European Commission Approves Billions to Combat Illegal Migration
The European Commission has approved € 2.4 billion ($2.6 billion) funding to European Union (EU) member countries as they attempt to manage the impact of the increasing numbers of people migrating from North Africa and the Middle East.
Just over half of the budget, to be spread over the next five years, will be spent on border policing and security, including action to combat human trafficking gangs; whereas a smaller portion will be directed to projects for the reception, integration and return of migrants to their home countries.
However, the skew of funding towards border security and return programs has drawn criticism from migrants’ rights groups, who have branded the EU’s strategies short-sighted.

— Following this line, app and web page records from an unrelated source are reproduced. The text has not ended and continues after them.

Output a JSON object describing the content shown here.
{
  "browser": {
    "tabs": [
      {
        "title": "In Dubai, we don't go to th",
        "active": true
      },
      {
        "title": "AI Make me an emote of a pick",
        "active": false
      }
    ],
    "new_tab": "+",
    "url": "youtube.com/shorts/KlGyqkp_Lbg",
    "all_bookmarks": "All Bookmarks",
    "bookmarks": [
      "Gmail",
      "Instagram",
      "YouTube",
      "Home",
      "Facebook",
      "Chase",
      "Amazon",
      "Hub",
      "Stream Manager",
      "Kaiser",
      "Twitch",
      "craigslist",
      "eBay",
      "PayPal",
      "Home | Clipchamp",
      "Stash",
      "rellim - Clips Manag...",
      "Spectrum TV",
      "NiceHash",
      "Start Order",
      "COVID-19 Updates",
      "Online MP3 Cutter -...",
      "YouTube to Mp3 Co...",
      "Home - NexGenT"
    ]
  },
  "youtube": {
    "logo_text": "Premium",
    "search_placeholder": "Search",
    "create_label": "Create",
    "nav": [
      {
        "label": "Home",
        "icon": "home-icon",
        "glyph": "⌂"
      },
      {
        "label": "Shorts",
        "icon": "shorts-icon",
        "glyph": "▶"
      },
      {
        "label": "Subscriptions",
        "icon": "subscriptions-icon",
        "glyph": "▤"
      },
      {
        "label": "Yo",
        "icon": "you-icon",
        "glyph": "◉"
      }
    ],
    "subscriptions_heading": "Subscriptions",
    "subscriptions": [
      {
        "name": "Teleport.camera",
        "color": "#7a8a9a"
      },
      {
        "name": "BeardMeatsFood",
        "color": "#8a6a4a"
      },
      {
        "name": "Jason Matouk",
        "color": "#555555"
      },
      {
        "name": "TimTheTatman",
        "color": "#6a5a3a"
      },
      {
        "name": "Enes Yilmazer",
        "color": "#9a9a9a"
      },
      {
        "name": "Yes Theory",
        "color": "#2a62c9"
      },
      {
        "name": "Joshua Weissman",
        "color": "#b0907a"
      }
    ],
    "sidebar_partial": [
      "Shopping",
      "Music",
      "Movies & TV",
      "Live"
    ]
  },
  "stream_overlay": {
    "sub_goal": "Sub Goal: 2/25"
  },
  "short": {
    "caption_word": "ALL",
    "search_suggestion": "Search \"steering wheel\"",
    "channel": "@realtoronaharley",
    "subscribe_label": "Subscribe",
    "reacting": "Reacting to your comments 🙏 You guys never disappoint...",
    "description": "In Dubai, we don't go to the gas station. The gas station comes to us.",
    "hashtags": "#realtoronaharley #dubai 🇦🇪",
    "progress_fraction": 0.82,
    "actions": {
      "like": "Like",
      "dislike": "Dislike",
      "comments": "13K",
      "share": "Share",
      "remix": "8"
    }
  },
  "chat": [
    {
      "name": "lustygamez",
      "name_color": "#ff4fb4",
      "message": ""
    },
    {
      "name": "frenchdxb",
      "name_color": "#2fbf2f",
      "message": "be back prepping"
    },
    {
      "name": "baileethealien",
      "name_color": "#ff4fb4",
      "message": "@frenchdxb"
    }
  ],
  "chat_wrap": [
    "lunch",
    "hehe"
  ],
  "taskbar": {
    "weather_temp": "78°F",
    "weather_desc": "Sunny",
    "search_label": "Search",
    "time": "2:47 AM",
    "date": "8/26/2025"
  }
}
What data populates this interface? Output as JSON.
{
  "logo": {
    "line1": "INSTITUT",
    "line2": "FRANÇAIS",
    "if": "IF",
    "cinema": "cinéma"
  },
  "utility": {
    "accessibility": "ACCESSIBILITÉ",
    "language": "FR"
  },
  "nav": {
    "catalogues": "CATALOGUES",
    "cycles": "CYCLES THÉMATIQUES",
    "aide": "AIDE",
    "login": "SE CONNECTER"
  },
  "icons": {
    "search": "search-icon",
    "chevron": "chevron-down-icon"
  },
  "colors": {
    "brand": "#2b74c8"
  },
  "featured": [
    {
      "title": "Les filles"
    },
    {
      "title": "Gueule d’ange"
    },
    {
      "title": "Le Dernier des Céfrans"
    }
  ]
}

The Commission’s giant cash injection will mostly be funneled into national programs under two budgets: the Internal Security Fund (ISF) and the Asylum, Migration and Integration Fund (AMIF).
ISF programs to monitor and police national borders account for € 1.21 billion (US$ 1.31 billion) of the pot, whereas AMIF programs – which deal with migrants once they have arrived in a member country – will receive € 1.05 billion (US$ 1.17 billion).
Countries in the south of Europe received the largest allocations. Italy was granted € 558 million ($614 million), and Greece € 474 million ($530 million). Spain will receive € 522 million ($584 million).
Hungary, Bulgaria, Romania and Austria – all transit countries for those who wish to migrate to the richer countries of Western Europe – will also collect tens of millions to bolster border security and support their border police.
In a press release from the European Commission released Monday, a table of funding allocations showed that more than € 101 million ($113 million) is designated for “specific actions” in 14 member states. The European Commission did not respond to OCCRP’s request for a detailed breakdown.
Meanwhile, migrants’ rights groups are concerned that the funding may only offer short-term solutions. In the wake of a sharp rise this year in people attempting to cross from North Africa and the Middle East to EU member states, some human rights experts have noted the catch-22 faced by would-be migrants.
Those facing conflict in Syria or repressions in Eritrea cannot apply for asylum in Europe while they are still in their home countries; so they are forced into the arms of human traffickers who charge exorbitant fees and take liberties with their safety, bundling them into overcrowded boats or lorries.
Policy at the national and EU levels has taken aim at dismantling trafficking groups and making it physically harder for migrants to evade border controls, but more is needed, say experts.
“Increased funding to member states is to be welcomed,” said Maria Manieri, program officer for border and detention issues at the Platform for International Cooperation on Undocumented Migrants, PICUM. “However, the funds delegated to internal security funds (ISF) leave little space for integration procedure, housing, shelter, healthcare.”
She said that reintegration programs noted in EC press releases often comprised of sending migrants back to their home countries – many of whom came from environments of extreme hardship such as war or famine, and risked their lives to make a journey to safety.
“We are very critical about these because they serve the purpose of discouraging migrants from migrating,” she said. “There has to be a balance there.”
Meanwhile, EU member states have bickered over who should bear the resource costs of migrants once they arrive.
Hungary has urged its EU partners not to return to them any migrants who traveled through its borders to reach other countries. Meanwhile, it plans to complete a four-meter-high (12 feet) fence along the border with Serbia by November to prevent those attempting to pass illegally at the Serbia-Hungary crossings.
The migrants themselves continue to face danger in the course of their travel.
Last week, nearly 600 Libyans faced catastrophe as they tried to cross the Mediterranean Sea and their wooden boat capsized.
Around 400 migrants were rescued, but at least 25 died.
Since the start of 2015, French officials have intercepted more than 37,000 who were hoping to enter the United Kingdom through Calais, a bottleneck for people trying to reach England through the Eurotunnel without the proper documents.
Thousands of migrants have tried to get into the tunnel, resulting in several deaths in the past few weeks.
Most recently, a Sudanese man was hit by a truck, making him the ninth person to die in July.